### Instructions for the task
Your answer should reproduce every line of the material in which the word "this" occurs.

### Data provided
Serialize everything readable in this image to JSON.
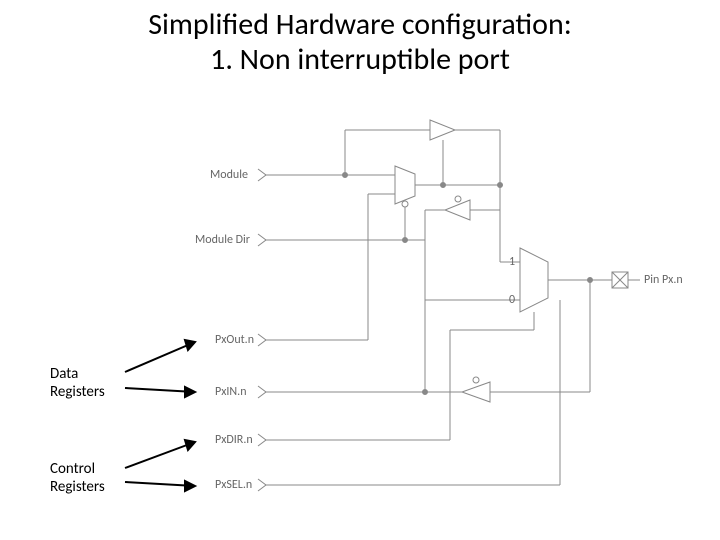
{
  "title_line1": "Simplified Hardware configuration:",
  "title_line2": "1.  Non interruptible port",
  "labels": {
    "module": "Module",
    "module_dir": "Module Dir",
    "pxout": "PxOut.n",
    "pxin": "PxIN.n",
    "pxdir": "PxDIR.n",
    "pxsel": "PxSEL.n",
    "pin": "Pin Px.n",
    "mux1": "1",
    "mux0": "0"
  },
  "annotations": {
    "data_registers": "Data\nRegisters",
    "control_registers": "Control\nRegisters"
  }
}
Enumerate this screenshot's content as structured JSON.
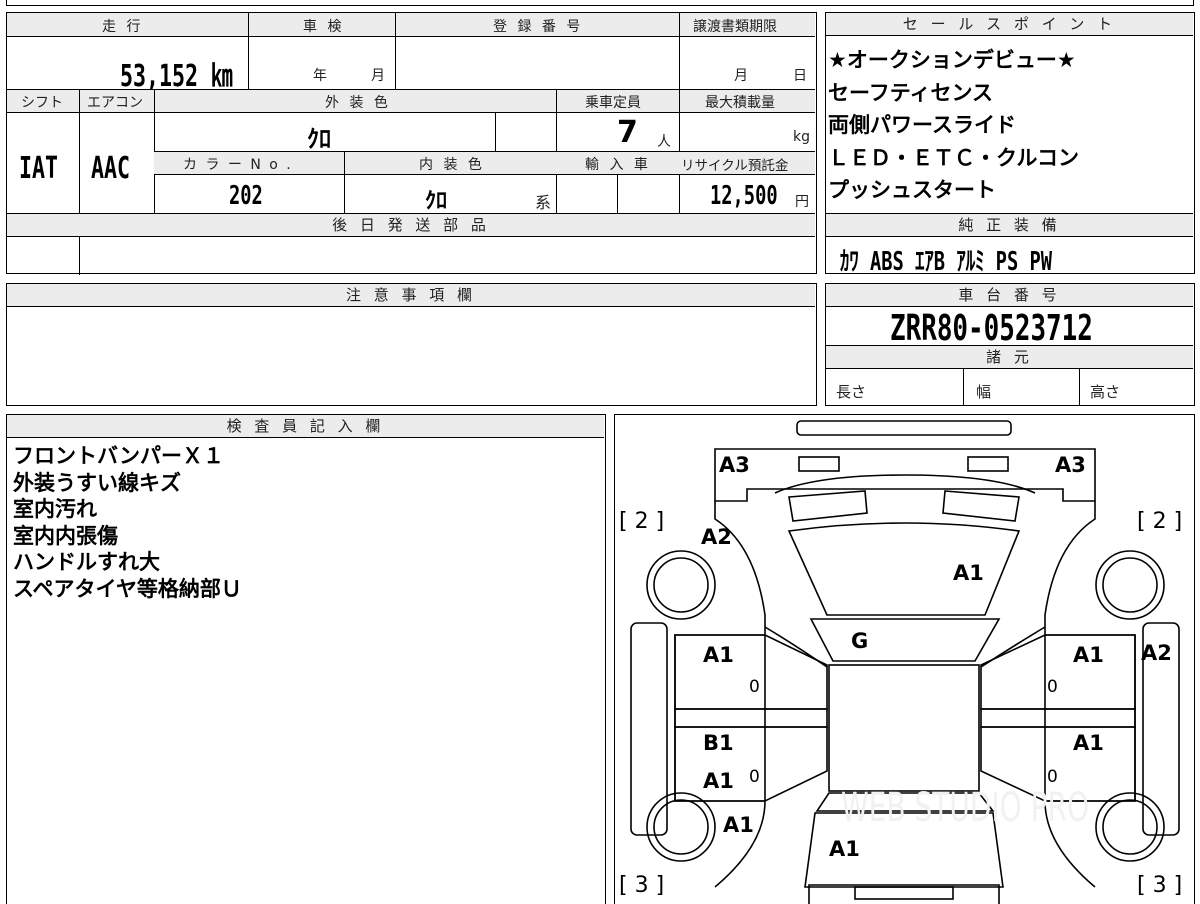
{
  "top": {
    "mileage_header": "走 行",
    "shaken_header": "車 検",
    "registration_header": "登 録 番 号",
    "transfer_deadline_header": "譲渡書類期限",
    "mileage_value": "53,152 ㎞",
    "shaken_year_unit": "年",
    "shaken_month_unit": "月",
    "transfer_month_unit": "月",
    "transfer_day_unit": "日",
    "shift_header": "シフト",
    "aircon_header": "エアコン",
    "exterior_color_header": "外 装 色",
    "capacity_header": "乗車定員",
    "max_load_header": "最大積載量",
    "exterior_color_value": "ｸﾛ",
    "capacity_value": "7",
    "capacity_unit": "人",
    "max_load_unit": "kg",
    "shift_value": "IAT",
    "aircon_value": "AAC",
    "color_no_header": "カ ラ ー N o .",
    "interior_color_header": "内 装 色",
    "import_header": "輸 入 車",
    "recycle_header": "リサイクル預託金",
    "color_no_value": "202",
    "interior_color_value": "ｸﾛ",
    "interior_color_suffix": "系",
    "recycle_value": "12,500",
    "recycle_unit": "円",
    "later_parts_header": "後 日 発 送 部 品"
  },
  "sales_points": {
    "header": "セ ー ル ス ポ イ ン ト",
    "lines": [
      "★オークションデビュー★",
      "セーフティセンス",
      "両側パワースライド",
      "ＬＥＤ・ＥＴＣ・クルコン",
      "プッシュスタート"
    ]
  },
  "equipment": {
    "header": "純 正 装 備",
    "value": "ｶﾜ  ABS  ｴｱB  ｱﾙﾐ  PS  PW"
  },
  "notes": {
    "header": "注 意 事 項 欄"
  },
  "chassis": {
    "header": "車 台 番 号",
    "value": "ZRR80-0523712",
    "specs_header": "諸 元",
    "length_label": "長さ",
    "width_label": "幅",
    "height_label": "高さ"
  },
  "inspector": {
    "header": "検 査 員 記 入 欄",
    "lines": [
      "フロントバンパーＸ１",
      "外装うすい線キズ",
      "室内汚れ",
      "室内内張傷",
      "ハンドルすれ大",
      "スペアタイヤ等格納部Ｕ"
    ]
  },
  "diagram": {
    "marks": {
      "front_left_corner": "A3",
      "front_right_corner": "A3",
      "front_left_fender": "A2",
      "hood": "A1",
      "windshield": "G",
      "left_front_door": "A1",
      "right_front_door": "A1",
      "right_fender": "A2",
      "left_rear_door_1": "B1",
      "left_rear_door_2": "A1",
      "right_rear_door": "A1",
      "left_quarter": "A1",
      "rear": "A1"
    },
    "small_marks": {
      "left_front": "0",
      "left_rear": "0",
      "right_front": "0",
      "right_rear": "0"
    },
    "brackets": {
      "top_left": "[ 2 ]",
      "top_right": "[ 2 ]",
      "bottom_left": "[ 3 ]",
      "bottom_right": "[ 3 ]"
    },
    "watermark": "WEB STUDIO PRO"
  }
}
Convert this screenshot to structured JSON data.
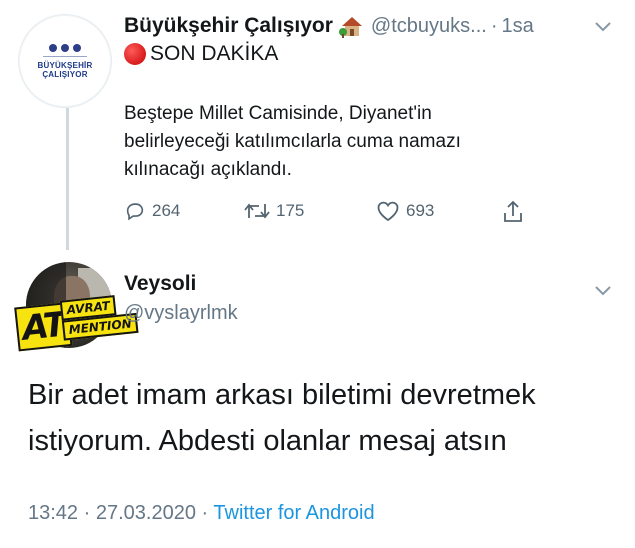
{
  "parent_tweet": {
    "author_name": "Büyükşehir Çalışıyor",
    "author_emoji": "house-with-garden-emoji",
    "handle": "@tcbuyuks...",
    "separator": "·",
    "time_ago": "1sa",
    "avatar_text_line1": "BÜYÜKŞEHİR",
    "avatar_text_line2": "ÇALIŞIYOR",
    "breaking_label": "SON DAKİKA",
    "body_lines": [
      "Beştepe Millet Camisinde, Diyanet'in",
      "belirleyeceği katılımcılarla cuma namazı",
      "kılınacağı açıklandı."
    ],
    "actions": {
      "reply_count": "264",
      "retweet_count": "175",
      "like_count": "693"
    }
  },
  "reply_tweet": {
    "author_name": "Veysoli",
    "handle": "@vyslayrlmk",
    "avatar_badge": {
      "big": "AT",
      "top": "AVRAT",
      "bottom": "MENTION"
    },
    "body_lines": [
      "Bir adet imam arkası biletimi devretmek",
      "istiyorum.  Abdesti olanlar mesaj atsın"
    ],
    "time": "13:42",
    "dot1": "·",
    "date": "27.03.2020",
    "dot2": "·",
    "source": "Twitter for Android"
  },
  "colors": {
    "text": "#14171a",
    "secondary": "#657786",
    "link": "#1b95e0",
    "thread_line": "#cfd9de",
    "badge_yellow": "#f6e30f"
  }
}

### Written answer
Serialize everything readable in this image to JSON.
Enumerate this screenshot's content as structured JSON.
Convert this screenshot to structured JSON data.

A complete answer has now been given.